SixthLaw_logo

Unpacking the Preponderance of the Evidence Standard in Medical Malpractice Cases

Medical malpractice preponderance of evidence
Share on facebook
Share on linkedin
Share on twitter
Share on email

Medical malpractice cases are complex and require a thorough understanding of the law and the medical field. One of the most important elements of a medical malpractice case is the preponderance of the evidence standard. This standard is used to determine whether a plaintiff has a valid case and whether they can recover damages. It is important to understand this standard and how it affects your case.
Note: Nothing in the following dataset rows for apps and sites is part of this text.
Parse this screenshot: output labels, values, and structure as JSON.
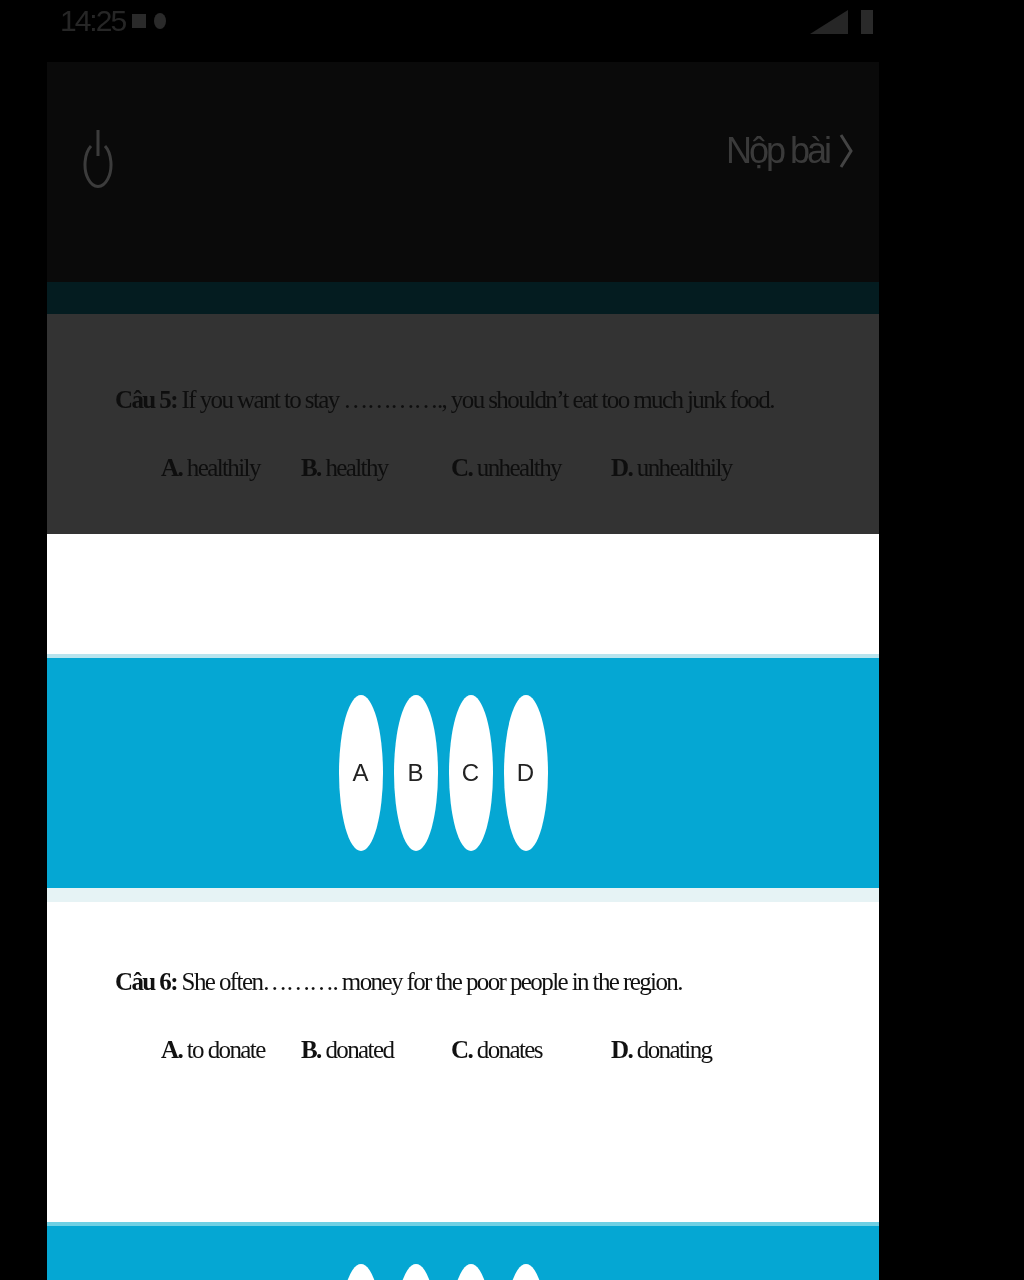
{
  "status_bar": {
    "time": "14:25"
  },
  "header": {
    "submit_label": "Nộp bài"
  },
  "questions": [
    {
      "dimmed": true,
      "text": "**Câu 5:** If you want to stay …………., you shouldn’t eat too much junk food.",
      "options": [
        "**A.** healthily",
        "**B.** healthy",
        "**C.** unhealthy",
        "**D.** unhealthily"
      ]
    },
    {
      "dimmed": false,
      "text": "**Câu 6:** She  often………. money for the poor people in the region.",
      "options": [
        "**A.** to donate",
        "**B.** donated",
        "**C.** donates",
        "**D.** donating"
      ]
    }
  ],
  "answer_bars": [
    {
      "choices": [
        {
          "letter": "A",
          "selected": false
        },
        {
          "letter": "B",
          "selected": false
        },
        {
          "letter": "C",
          "selected": false
        },
        {
          "letter": "D",
          "selected": false
        }
      ]
    },
    {
      "choices": [
        {
          "selected": false
        },
        {
          "selected": false
        },
        {
          "selected": false
        },
        {
          "selected": false
        }
      ]
    }
  ]
}
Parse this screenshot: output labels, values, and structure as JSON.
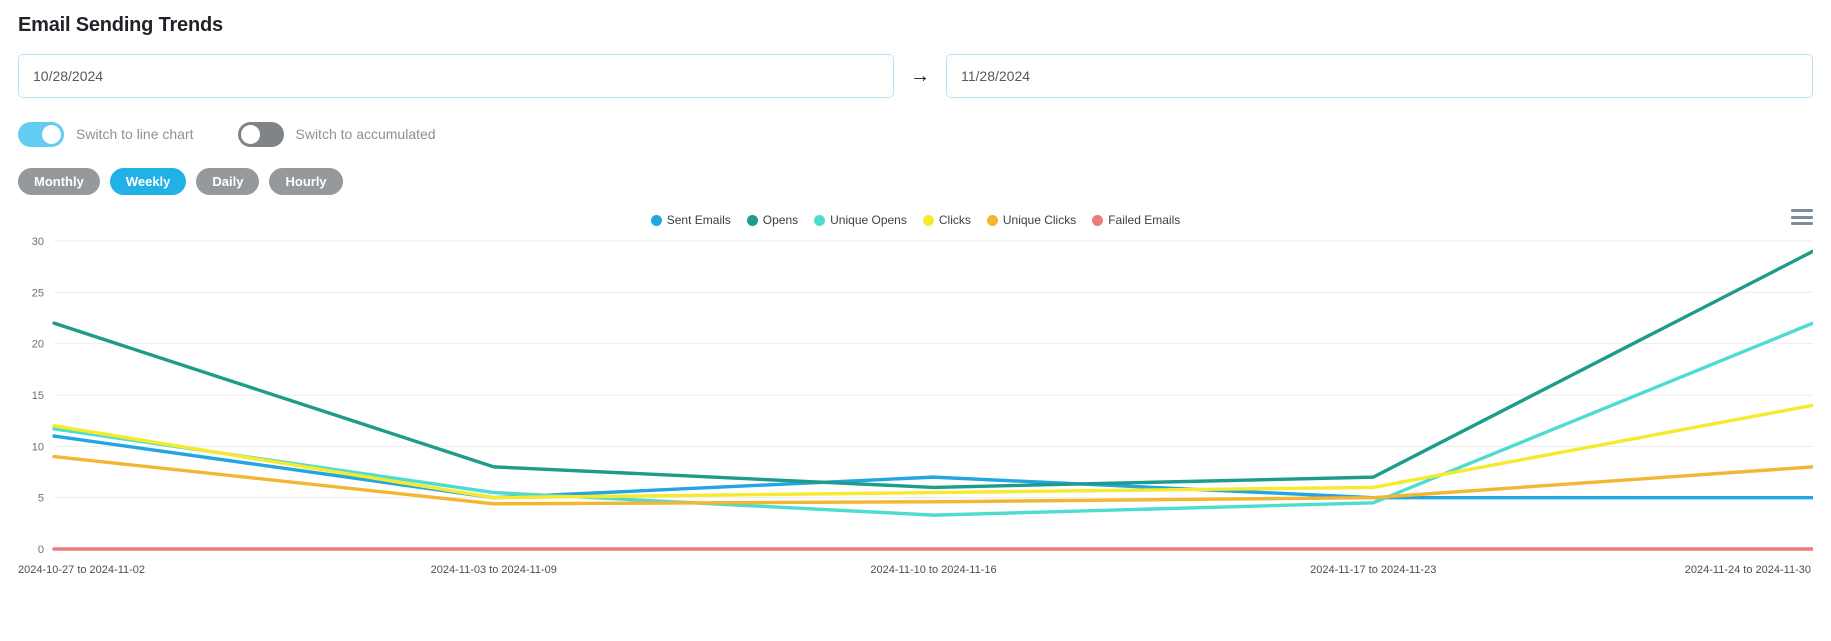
{
  "page_title": "Email Sending Trends",
  "date_range": {
    "from_value": "10/28/2024",
    "to_value": "11/28/2024",
    "from_placeholder": "mm/dd/yyyy",
    "to_placeholder": "mm/dd/yyyy",
    "separator": "→"
  },
  "toggles": [
    {
      "label": "Switch to line chart",
      "state": "on"
    },
    {
      "label": "Switch to accumulated",
      "state": "off"
    }
  ],
  "period_buttons": [
    {
      "label": "Monthly",
      "active": false
    },
    {
      "label": "Weekly",
      "active": true
    },
    {
      "label": "Daily",
      "active": false
    },
    {
      "label": "Hourly",
      "active": false
    }
  ],
  "menu_icon": "hamburger-menu-icon",
  "colors": {
    "accent_blue": "#22b1e6",
    "toggle_on": "#62cdf3",
    "toggle_off": "#808487",
    "pill_inactive": "#95999c",
    "input_border": "#b9e3f4"
  },
  "chart_data": {
    "type": "line",
    "title": "",
    "xlabel": "",
    "ylabel": "",
    "ylim": [
      0,
      30
    ],
    "yticks": [
      0,
      5,
      10,
      15,
      20,
      25,
      30
    ],
    "grid": true,
    "legend_position": "top-center",
    "categories": [
      "2024-10-27 to 2024-11-02",
      "2024-11-03 to 2024-11-09",
      "2024-11-10 to 2024-11-16",
      "2024-11-17 to 2024-11-23",
      "2024-11-24 to 2024-11-30"
    ],
    "series": [
      {
        "name": "Sent Emails",
        "color": "#22a5e0",
        "values": [
          11,
          5,
          7,
          5,
          5
        ]
      },
      {
        "name": "Opens",
        "color": "#1d9c8c",
        "values": [
          22,
          8,
          6,
          7,
          29
        ]
      },
      {
        "name": "Unique Opens",
        "color": "#4ddcd0",
        "values": [
          11.7,
          5.5,
          3.3,
          4.5,
          22
        ]
      },
      {
        "name": "Clicks",
        "color": "#f7e92e",
        "values": [
          12,
          5,
          5.5,
          6,
          14
        ]
      },
      {
        "name": "Unique Clicks",
        "color": "#f2b632",
        "values": [
          9,
          4.4,
          4.6,
          5,
          8
        ]
      },
      {
        "name": "Failed Emails",
        "color": "#ea7c7c",
        "values": [
          0,
          0,
          0,
          0,
          0
        ]
      }
    ]
  }
}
The preponderance of the evidence standard is the legal standard used in civil cases, including medical malpractice cases. This standard requires that the plaintiff prove that it is more likely than not that the defendant was negligent and caused the plaintiff’s injury. The plaintiff must prove that the defendant’s negligence was the direct cause of the injury. This means that the plaintiff must prove that the defendant’s negligence was the proximate cause of the injury.

In order to prove that the defendant was negligent, the plaintiff must present evidence that shows that the defendant failed to meet the standard of care that is expected of a medical professional in a similar situation. The plaintiff must also show that the defendant’s negligence was the direct cause of the injury. This means that the plaintiff must show that the injury would not have occurred if the defendant had not been negligent.

The preponderance of the evidence standard is different from the criminal standard of beyond a reasonable doubt. The preponderance of the evidence standard is a lower standard and requires that the plaintiff only prove that it is more likely than not that the defendant was negligent. This means that the plaintiff does not have to prove that the defendant was definitely negligent, only that it is more likely than not that the defendant was negligent.

In a medical malpractice case, the plaintiff must present evidence that shows that the defendant was negligent and that the defendant’s negligence was the direct cause of the injury. This evidence can include medical records, expert testimony, and other evidence that shows that the defendant failed to meet the standard of care that is expected of a medical professional in a similar situation.

The preponderance of the evidence standard is an important element of a medical malpractice case. This standard requires that the plaintiff prove that it is more likely than not that the defendant was negligent and that the defendant’s negligence was the direct cause of the injury. It is important to understand this standard and how it affects your case. If you believe that you have been the victim of medical malpractice, it is important to speak to an experienced medical malpractice attorney who can help you understand the preponderance of the evidence standard and how it applies to your case.

Other Articles to learn